  3. Another likely consequence of becoming “guifan” – significantly lower net margins. This, in turn, impacts valuation at IPO
  4. The best way to lower the impact of “guifan” is to get more cash into the business as the process begins, either new bank lending or private equity. This can replenish the money that must now will go to pay the taxman, and so pump up the capital available to expansion and re-investment
  5. As a general rule, most  Chinese private companies with profits of at least Rmb30mn can raise at least five times more PE capital than they will pay in increased annual taxes from becoming “guifan”. A good trade-off, but not a free lunch
  6. For a PE fund, it’s necessary to accept that some of the money they invest in a private Chinese company will go, in effect, to pay Chinese taxes. But, since only “guifan” companies will get approved for a domestic Chinese IPO, the higher tax payments are like a toll payment to achieve exit at China’s high IPO valuations
  7. After IPO, the company will have plenty of money to expand its scale and so, in the best cases, claw back any cost disadvantage or net margin decline during the run-up to IPO

We spend more time dealing with “guifan” issues than just about anything else in our client work.
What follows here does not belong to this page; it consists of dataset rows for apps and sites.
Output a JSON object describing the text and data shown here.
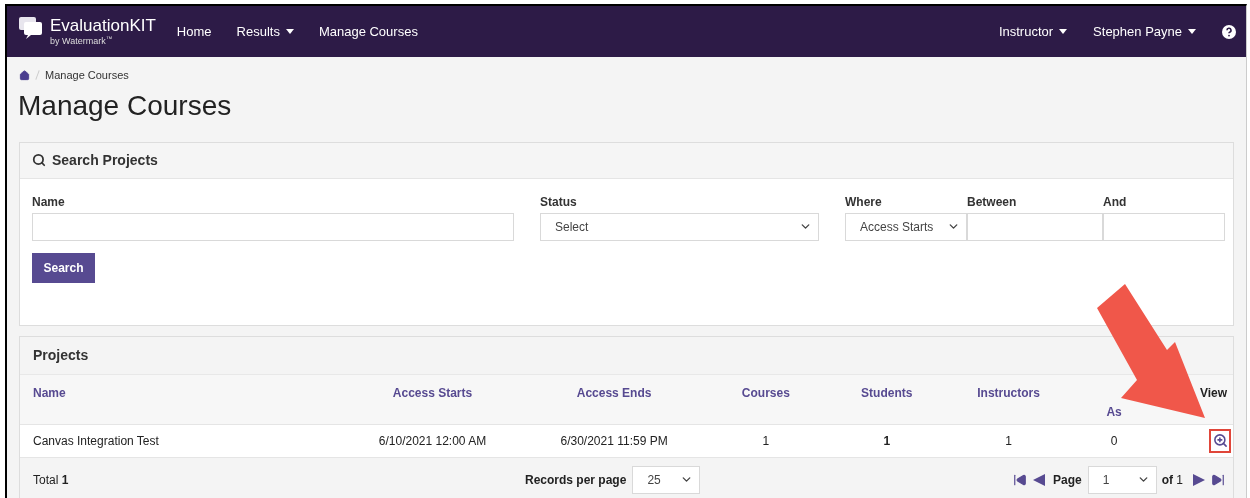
{
  "navbar": {
    "brand": "EvaluationKIT",
    "tagline": "by Watermark$^{™}$",
    "items": [
      {
        "label": "Home",
        "dropdown": false
      },
      {
        "label": "Results",
        "dropdown": true
      },
      {
        "label": "Manage Courses",
        "dropdown": false
      }
    ],
    "right_items": [
      {
        "label": "Instructor",
        "dropdown": true
      },
      {
        "label": "Stephen Payne",
        "dropdown": true
      }
    ]
  },
  "breadcrumb": [
    "Manage Courses"
  ],
  "title": "Manage Courses",
  "search_panel": {
    "title": "Search Projects",
    "fields": [
      {
        "kind": "text",
        "label": "Name"
      },
      {
        "kind": "select",
        "label": "Status",
        "value": "Select"
      },
      {
        "kind": "select",
        "label": "Where",
        "value": "Access Starts"
      },
      {
        "kind": "text",
        "label": "Between"
      },
      {
        "kind": "text",
        "label": "And"
      }
    ],
    "button": "Search"
  },
  "projects_panel": {
    "title": "Projects",
    "columns": [
      {
        "label": "Name",
        "sortable": true
      },
      {
        "label": "Access Starts",
        "sortable": true
      },
      {
        "label": "Access Ends",
        "sortable": true
      },
      {
        "label": "Courses",
        "sortable": true
      },
      {
        "label": "Students",
        "sortable": true
      },
      {
        "label": "Instructors",
        "sortable": true
      },
      {
        "label": "As",
        "sortable": true
      },
      {
        "label": "View",
        "sortable": false
      }
    ],
    "rows": [
      {
        "cells": [
          "Canvas Integration Test",
          "6/10/2021 12:00 AM",
          "6/30/2021 11:59 PM",
          "1",
          "1",
          "1",
          "0"
        ],
        "view_highlighted": true
      }
    ],
    "total": "Total **1**",
    "records_label": "Records per page",
    "records_value": "25",
    "page_label": "Page",
    "page_value": "1",
    "page_of": "**of** 1"
  }
}
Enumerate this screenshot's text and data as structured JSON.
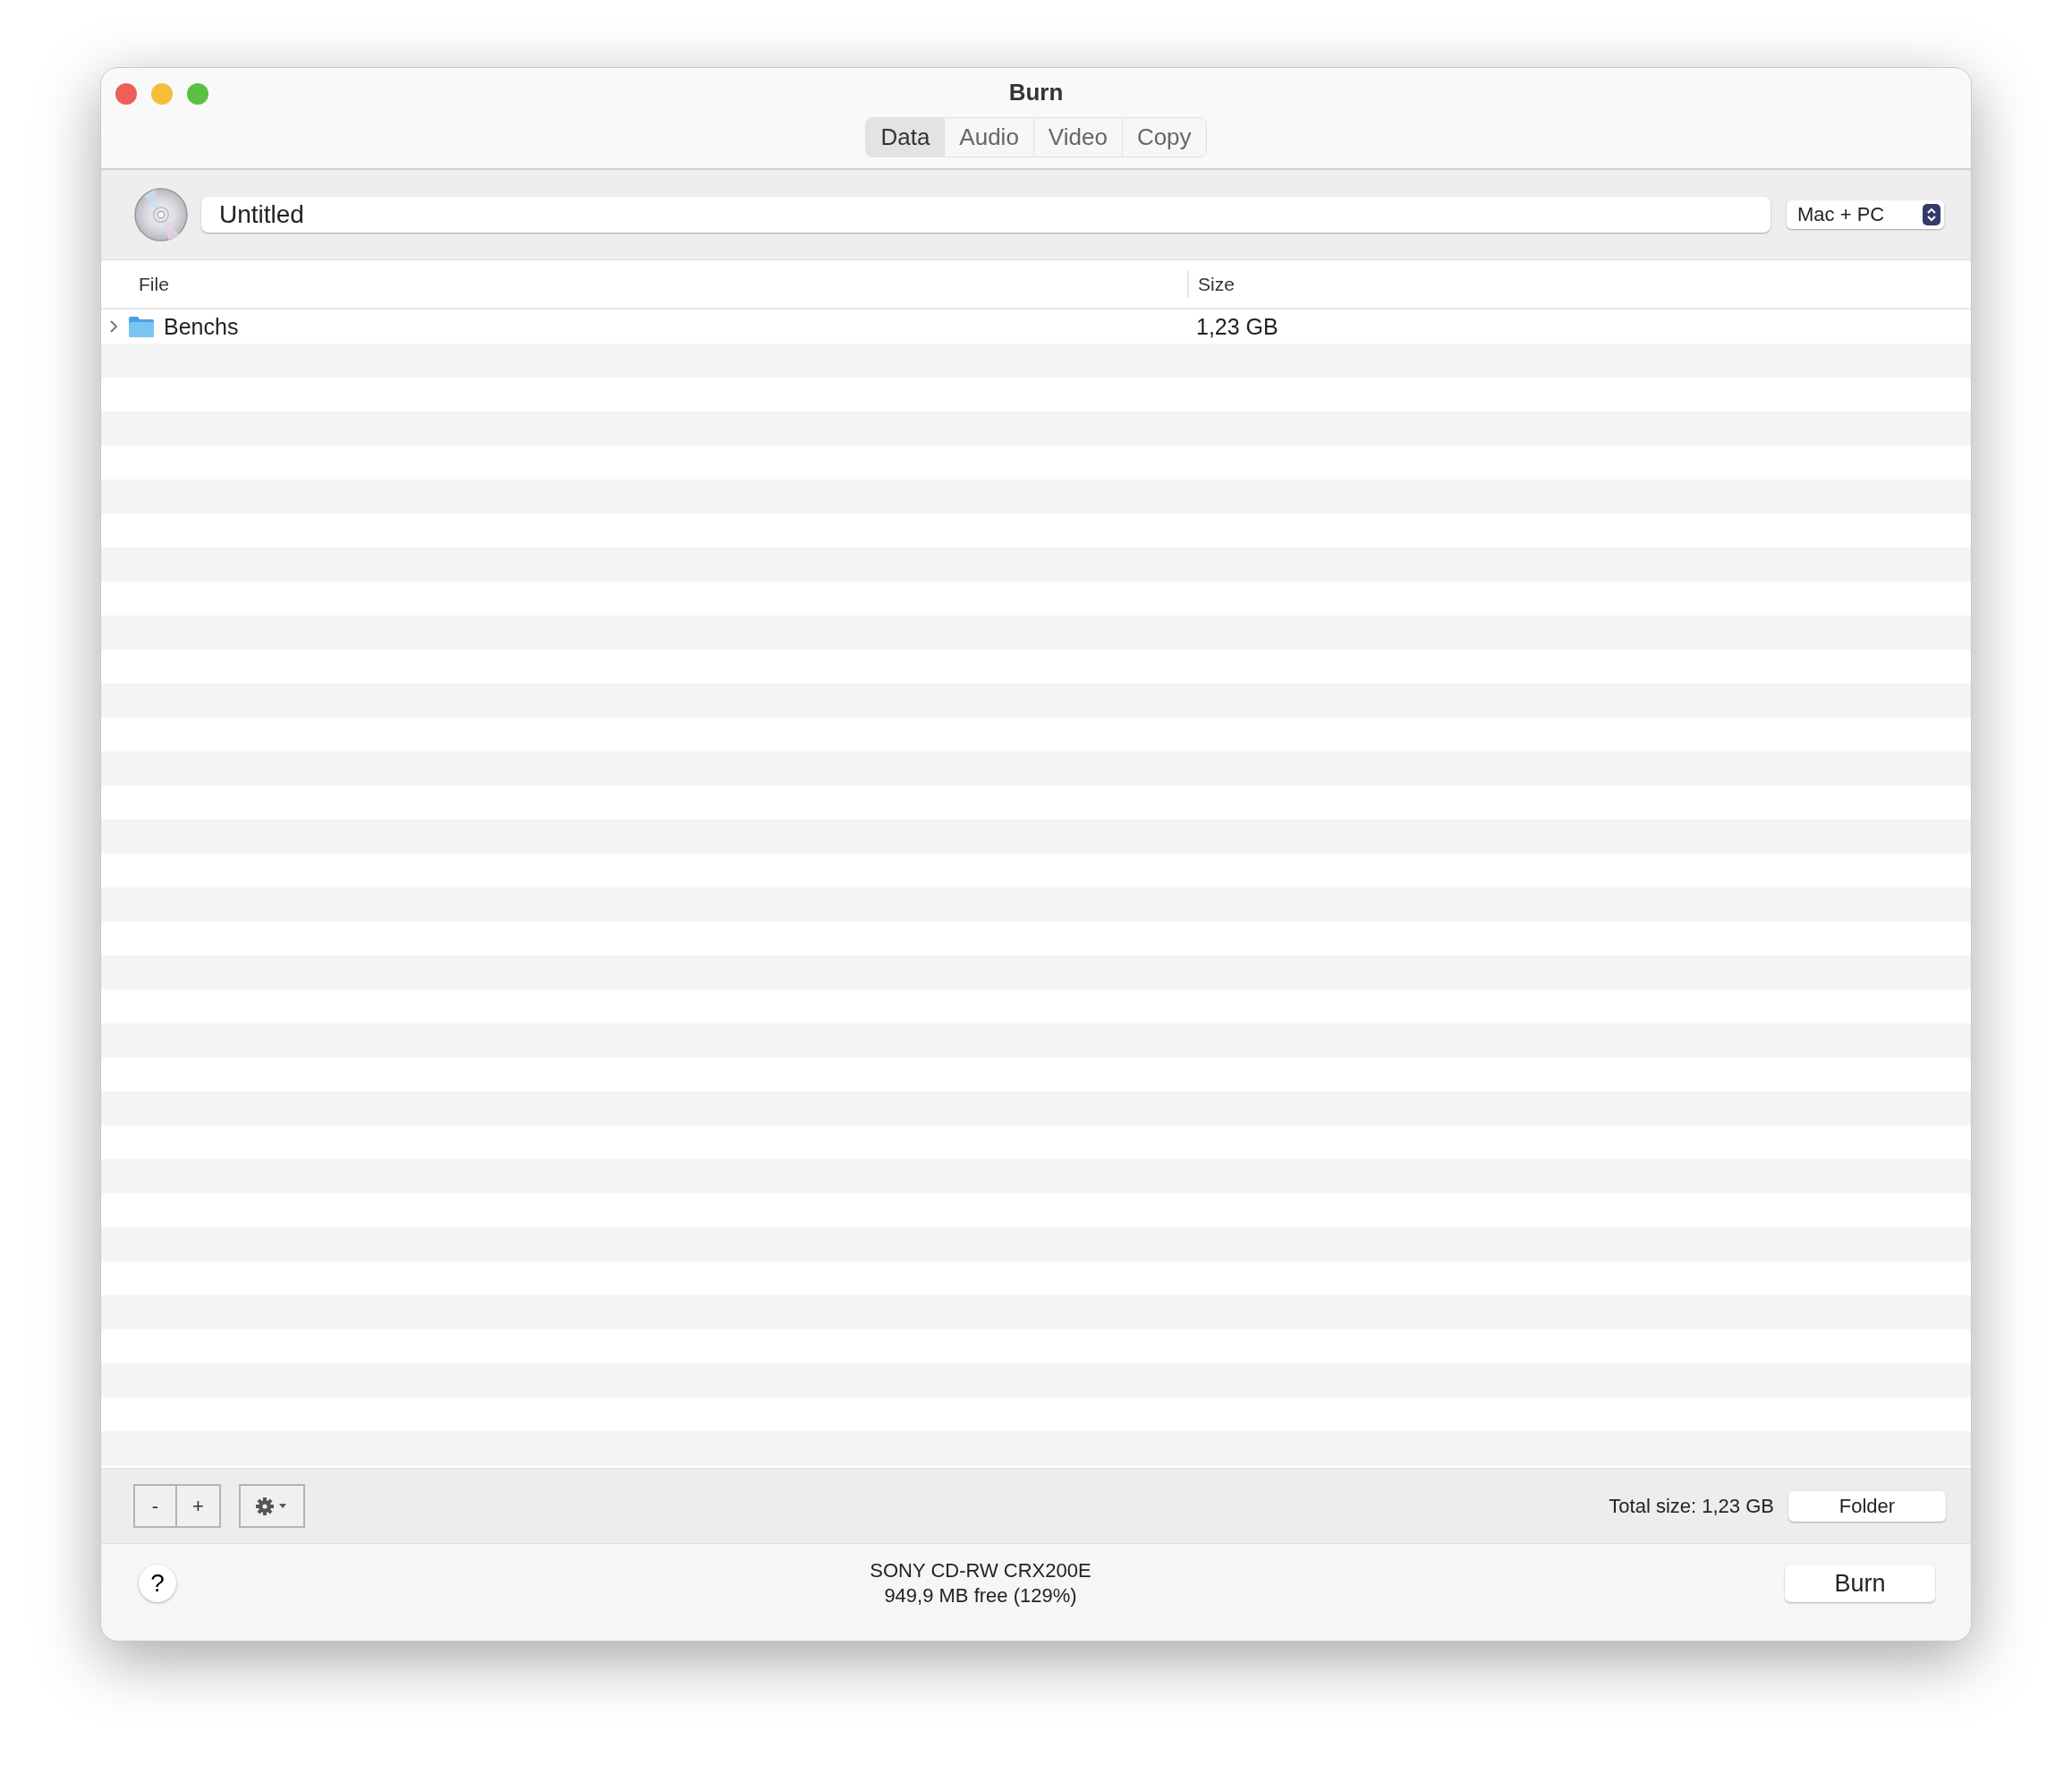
{
  "window": {
    "title": "Burn"
  },
  "tabs": [
    {
      "label": "Data",
      "selected": true
    },
    {
      "label": "Audio",
      "selected": false
    },
    {
      "label": "Video",
      "selected": false
    },
    {
      "label": "Copy",
      "selected": false
    }
  ],
  "disc_name": {
    "value": "Untitled"
  },
  "format_popup": {
    "value": "Mac + PC"
  },
  "table": {
    "columns": [
      "File",
      "Size"
    ],
    "rows": [
      {
        "name": "Benchs",
        "size": "1,23 GB",
        "expanded": false
      }
    ]
  },
  "edit_buttons": [
    "-",
    "+"
  ],
  "total_size": "Total size: 1,23 GB",
  "folder_button": "Folder",
  "help_button": "?",
  "drive": {
    "name": "SONY CD-RW CRX200E",
    "free": "949,9 MB free (129%)"
  },
  "burn_button": "Burn"
}
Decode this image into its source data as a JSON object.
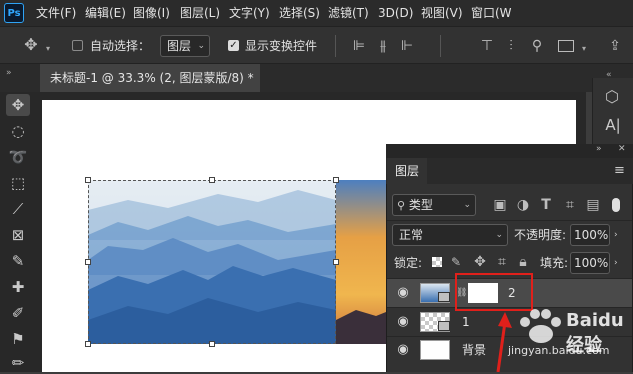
{
  "app": {
    "logo": "Ps"
  },
  "menu": [
    "文件(F)",
    "编辑(E)",
    "图像(I)",
    "图层(L)",
    "文字(Y)",
    "选择(S)",
    "滤镜(T)",
    "3D(D)",
    "视图(V)",
    "窗口(W"
  ],
  "options_bar": {
    "auto_select_label": "自动选择：",
    "auto_select_checked": false,
    "auto_select_target": "图层",
    "show_transform_label": "显示变换控件",
    "show_transform_checked": true,
    "icons": [
      "move-tool-icon",
      "align-left-icon",
      "align-center-icon",
      "align-right-icon",
      "align-top-icon",
      "distribute-icon",
      "search-icon",
      "workspace-icon",
      "share-icon"
    ]
  },
  "document_tab": {
    "title": "未标题-1 @ 33.3% (2, 图层蒙版/8) *",
    "close": "×"
  },
  "panel": {
    "title": "图层",
    "filter_label": "类型",
    "blend_mode": "正常",
    "opacity_label": "不透明度:",
    "opacity_value": "100%",
    "lock_label": "锁定:",
    "fill_label": "填充:",
    "fill_value": "100%"
  },
  "layers": [
    {
      "name": "2",
      "selected": true,
      "has_mask": true
    },
    {
      "name": "1",
      "selected": false,
      "has_mask": false
    },
    {
      "name": "背景",
      "selected": false,
      "locked": true
    }
  ],
  "watermark": {
    "brand": "Baidu 经验",
    "url": "jingyan.baidu.com"
  },
  "colors": {
    "menubar": "#2b2b2b",
    "panel": "#323232",
    "selected_row": "#4a4a4a",
    "highlight_red": "#e0201b",
    "ps_blue": "#31a8ff"
  }
}
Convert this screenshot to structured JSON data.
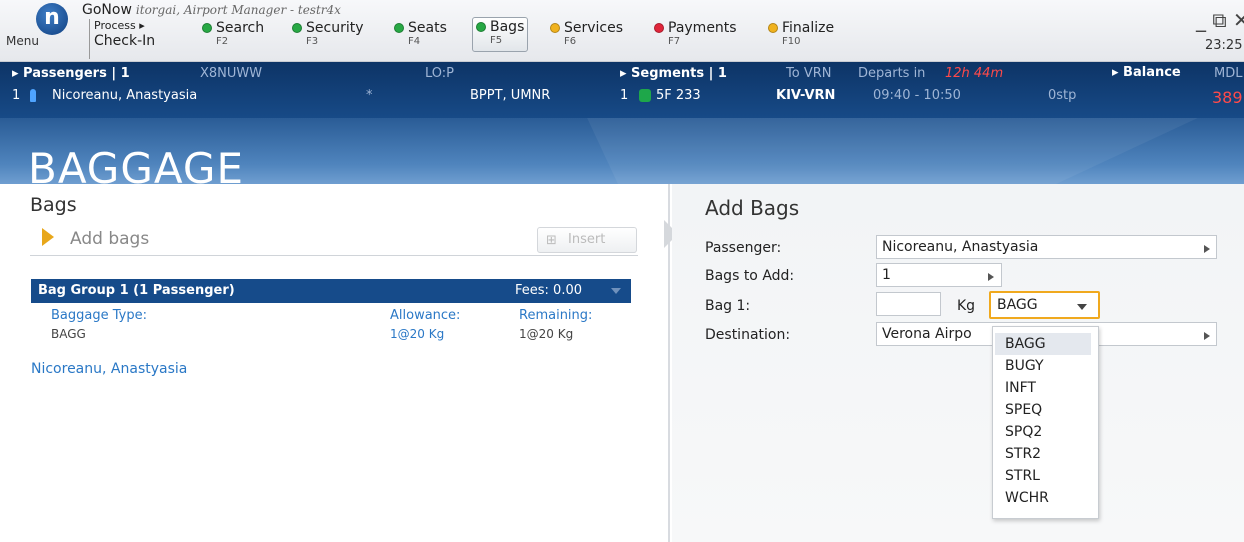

Often that means working to develop valuation methodologies that allow our clients to raise PE capital without being excessively penalized for any short-term decrease in net income caused by “guifan” process.

Along with the meaty content, the report also features fifteen images of Tang Dynasty “Sancai ceramics, perhaps my favorite among all of China’s many sublime styles of pottery.